Problem details →
The records below need to be restated word for word.

Component data from apps and pages:
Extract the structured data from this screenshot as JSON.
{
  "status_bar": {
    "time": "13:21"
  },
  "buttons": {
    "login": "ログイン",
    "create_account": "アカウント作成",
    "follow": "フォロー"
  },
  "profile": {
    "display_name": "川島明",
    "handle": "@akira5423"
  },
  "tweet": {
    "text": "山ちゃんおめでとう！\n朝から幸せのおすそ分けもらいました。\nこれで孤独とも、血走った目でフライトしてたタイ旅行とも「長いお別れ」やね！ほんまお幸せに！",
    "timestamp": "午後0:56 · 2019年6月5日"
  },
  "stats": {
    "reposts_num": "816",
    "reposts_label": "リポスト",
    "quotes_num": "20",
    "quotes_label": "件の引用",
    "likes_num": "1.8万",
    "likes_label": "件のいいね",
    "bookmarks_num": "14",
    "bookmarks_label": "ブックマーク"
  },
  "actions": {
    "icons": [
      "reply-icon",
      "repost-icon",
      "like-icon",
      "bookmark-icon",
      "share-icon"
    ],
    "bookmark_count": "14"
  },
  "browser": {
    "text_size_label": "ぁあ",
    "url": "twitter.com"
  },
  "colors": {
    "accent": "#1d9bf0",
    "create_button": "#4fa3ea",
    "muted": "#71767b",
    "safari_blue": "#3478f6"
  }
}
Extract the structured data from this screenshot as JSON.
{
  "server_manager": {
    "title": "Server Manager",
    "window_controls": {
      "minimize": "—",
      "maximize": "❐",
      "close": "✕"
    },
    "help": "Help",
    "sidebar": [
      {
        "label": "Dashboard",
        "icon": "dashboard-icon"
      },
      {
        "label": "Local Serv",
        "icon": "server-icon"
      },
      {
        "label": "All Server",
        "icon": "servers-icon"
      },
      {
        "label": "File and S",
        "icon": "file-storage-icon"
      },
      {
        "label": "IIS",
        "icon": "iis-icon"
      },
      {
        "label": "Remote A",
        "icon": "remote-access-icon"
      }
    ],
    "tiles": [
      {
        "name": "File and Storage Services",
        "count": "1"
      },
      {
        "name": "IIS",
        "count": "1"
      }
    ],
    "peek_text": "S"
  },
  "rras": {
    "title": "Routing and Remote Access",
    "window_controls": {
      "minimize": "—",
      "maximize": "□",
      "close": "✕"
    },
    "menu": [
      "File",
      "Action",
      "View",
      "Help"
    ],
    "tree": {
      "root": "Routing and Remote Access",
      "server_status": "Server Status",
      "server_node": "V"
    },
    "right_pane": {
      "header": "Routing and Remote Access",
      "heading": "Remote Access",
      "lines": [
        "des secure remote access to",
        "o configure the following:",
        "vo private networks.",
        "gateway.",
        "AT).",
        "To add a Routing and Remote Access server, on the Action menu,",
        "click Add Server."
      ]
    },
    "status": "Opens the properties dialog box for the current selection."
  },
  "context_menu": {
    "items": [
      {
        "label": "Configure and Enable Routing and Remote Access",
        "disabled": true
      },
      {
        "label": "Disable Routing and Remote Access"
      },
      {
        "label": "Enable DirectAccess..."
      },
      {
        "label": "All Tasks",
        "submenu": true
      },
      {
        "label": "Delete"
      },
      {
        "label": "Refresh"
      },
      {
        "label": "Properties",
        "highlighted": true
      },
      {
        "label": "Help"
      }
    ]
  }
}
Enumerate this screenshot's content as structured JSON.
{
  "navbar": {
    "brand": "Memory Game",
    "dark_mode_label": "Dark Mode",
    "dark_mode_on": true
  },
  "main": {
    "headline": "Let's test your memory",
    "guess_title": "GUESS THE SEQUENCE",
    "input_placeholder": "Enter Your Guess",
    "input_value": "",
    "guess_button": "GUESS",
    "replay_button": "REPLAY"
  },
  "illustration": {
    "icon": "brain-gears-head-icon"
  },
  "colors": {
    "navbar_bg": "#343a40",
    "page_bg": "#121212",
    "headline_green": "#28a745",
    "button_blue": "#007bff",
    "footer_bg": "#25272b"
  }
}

Solution for this task →
Extract the structured data from this screenshot as JSON.
{
  "status_bar": {
    "time": "13:21"
  },
  "buttons": {
    "login": "ログイン",
    "create_account": "アカウント作成",
    "follow": "フォロー"
  },
  "profile": {
    "display_name": "川島明",
    "handle": "@akira5423"
  },
  "tweet": {
    "text": "山ちゃんおめでとう！\n朝から幸せのおすそ分けもらいました。\nこれで孤独とも、血走った目でフライトしてたタイ旅行とも「長いお別れ」やね！ほんまお幸せに！",
    "timestamp": "午後0:56 · 2019年6月5日"
  },
  "stats": {
    "reposts_num": "816",
    "reposts_label": "リポスト",
    "quotes_num": "20",
    "quotes_label": "件の引用",
    "likes_num": "1.8万",
    "likes_label": "件のいいね",
    "bookmarks_num": "14",
    "bookmarks_label": "ブックマーク"
  },
  "actions": {
    "icons": [
      "reply-icon",
      "repost-icon",
      "like-icon",
      "bookmark-icon",
      "share-icon"
    ],
    "bookmark_count": "14"
  },
  "browser": {
    "text_size_label": "ぁあ",
    "url": "twitter.com"
  },
  "colors": {
    "accent": "#1d9bf0",
    "create_button": "#4fa3ea",
    "muted": "#71767b",
    "safari_blue": "#3478f6"
  }
}
Extract the structured data from this screenshot as JSON.
{
  "server_manager": {
    "title": "Server Manager",
    "window_controls": {
      "minimize": "—",
      "maximize": "❐",
      "close": "✕"
    },
    "help": "Help",
    "sidebar": [
      {
        "label": "Dashboard",
        "icon": "dashboard-icon"
      },
      {
        "label": "Local Serv",
        "icon": "server-icon"
      },
      {
        "label": "All Server",
        "icon": "servers-icon"
      },
      {
        "label": "File and S",
        "icon": "file-storage-icon"
      },
      {
        "label": "IIS",
        "icon": "iis-icon"
      },
      {
        "label": "Remote A",
        "icon": "remote-access-icon"
      }
    ],
    "tiles": [
      {
        "name": "File and Storage Services",
        "count": "1"
      },
      {
        "name": "IIS",
        "count": "1"
      }
    ],
    "peek_text": "S"
  },
  "rras": {
    "title": "Routing and Remote Access",
    "window_controls": {
      "minimize": "—",
      "maximize": "□",
      "close": "✕"
    },
    "menu": [
      "File",
      "Action",
      "View",
      "Help"
    ],
    "tree": {
      "root": "Routing and Remote Access",
      "server_status": "Server Status",
      "server_node": "V"
    },
    "right_pane": {
      "header": "Routing and Remote Access",
      "heading": "Remote Access",
      "lines": [
        "des secure remote access to",
        "o configure the following:",
        "vo private networks.",
        "gateway.",
        "AT).",
        "To add a Routing and Remote Access server, on the Action menu,",
        "click Add Server."
      ]
    },
    "status": "Opens the properties dialog box for the current selection."
  },
  "context_menu": {
    "items": [
      {
        "label": "Configure and Enable Routing and Remote Access",
        "disabled": true
      },
      {
        "label": "Disable Routing and Remote Access"
      },
      {
        "label": "Enable DirectAccess..."
      },
      {
        "label": "All Tasks",
        "submenu": true
      },
      {
        "label": "Delete"
      },
      {
        "label": "Refresh"
      },
      {
        "label": "Properties",
        "highlighted": true
      },
      {
        "label": "Help"
      }
    ]
  }
}
Enumerate this screenshot's content as structured JSON.
{
  "navbar": {
    "brand": "Memory Game",
    "dark_mode_label": "Dark Mode",
    "dark_mode_on": true
  },
  "main": {
    "headline": "Let's test your memory",
    "guess_title": "GUESS THE SEQUENCE",
    "input_placeholder": "Enter Your Guess",
    "input_value": "",
    "guess_button": "GUESS",
    "replay_button": "REPLAY"
  },
  "illustration": {
    "icon": "brain-gears-head-icon"
  },
  "colors": {
    "navbar_bg": "#343a40",
    "page_bg": "#121212",
    "headline_green": "#28a745",
    "button_blue": "#007bff",
    "footer_bg": "#25272b"
  }
}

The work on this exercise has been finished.